II lived in #Hawaii from 1980 to 1994, on the #Lahaina side of #Maui. About a year after I moved there, another New Jersey native named Barry Flanagan showed up and started playing at the bar in the Pioneer Inn – an historic old hotel adjacent to the harbor where I owned a yacht charter service (“Where do we go? Sailing is the destination…”) Once arrived, Barry immersed himself in the music of the Islands, eventually becoming the lynch pin of an award winning duo called ‘Hapa’ (that’s Hawaiian for “half,” as in “half haole, half Hawaiian”– Google it if you have to).
I left Hawaii for good when I moved to Nashville in 1994, but went back to visit for the first time in the winter of 2005. While I was there, Barry and his group played a show at one of the hotels, and I got my new-ish DSLR out and started shooting. It’s funny to think now how little I knew then: at one point somebody asked me to turn off the flash. The flash? I’m not using flash… That’s when I discovered the little light on the front of the camera that sends a beam out to improve the auto-focus in dark situations; that’s also when I discovered you can turn that little light off….
So here’s a shot of Barry Flanagan from 2005. Look him up on Spotify:
photo ©2005 email@example.com
(…which we were talking about three posts ago…)
While watching “Harry Potter and the Chamber of Secrets,” I took particular note or the location where the words “the chamber of secrets is open” appeared in blood on a stone wall. What caught my eye was the extraordinary “fan vaulting” in the ceilings of what I tracked down to the Cloisters of Gloucester Cathedral in the English Midlands.
When I returned to the UK in the spring of 2017 to “Chase The Light in the Celtic Latitudes™,” I made a point to put Gloucester on the itinerary.
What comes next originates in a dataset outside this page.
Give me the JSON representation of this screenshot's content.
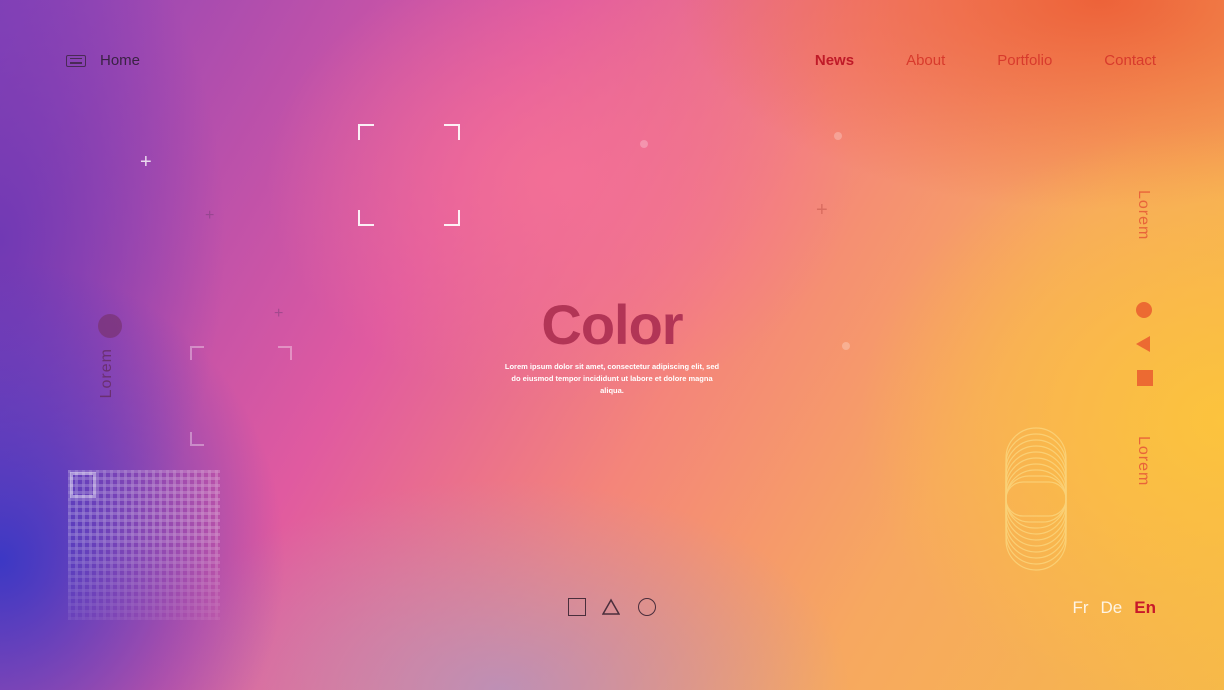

I also made a point to get to the cathedral before it opened, so that I could be there before the crowds started showing up – Gloucester Cathedral is now a very popular destination for tourists, and takes some pride in its “Harry Potter” connections.
The Cloisters (an isolated quadrangle of corridors with access to a garden where monks and priests could retreat for solitude and meditation), did not disappoint. Although medieval gothic architecture originated in France and Italy, “fan vaulting” like this is unique to England, and Gloucester Cathedral is arguably the most elaborate expression of the form. (Henry VII’s Lady Chapel at Westminster Abbey is pretty cool, too, but they don’t permit photography there at any time of day… )
Since I was there early the corridors were empty, and after a few minutes of wandering, I found this perfect angle capture the vaulting and some stained glass with a fisheye lens and five HDR exposures.
photo ©2017 firstname.lastname@example.org
I’ve seen a few photos on Instagram this week of the Glenfinnan Viaduct in the Scottish Highlands, so I thought I’d add one of mine to the mix. Harry Potter fans will recognize this location from the movies: the Hogwarts Express is shown chugging over this gracefully curved overpass in several of the movies. @westcoastrail operates a steam train service called The Jacobite that offers daily excursions out of Fort William to the fishing village off Maillaig on the Scottish Coast that goes over the viaduct and its passes through the valley on the edge of Loch Shiel. The wife and I took that trip in October, 2012, and made an obvious discovery along the way: It’s a lot harder to get a good photo OF the train when you are ON the train. So as the train approached the Viaduct, there wasn’t a whole lot else I could do but… get on the ‘port’ side, put my arm out the window and… fire away. Out of several clunky frames, I managed to get this one good one. .
I made a “painting” today.
This original photo is from a road trip that Ann and I made around Lake Michigan in the spring of 2009. We went up the Michigan side, stopped at Mackinac Island for a couple of nights, then crossed over the Upper Peninsula and went down the Wisconsin side.
This scene was somewhere on the Leelanau Peninsula.
All digital, of course.
But hey, at least I’ve got something too show for my day off…
Click to embiggen: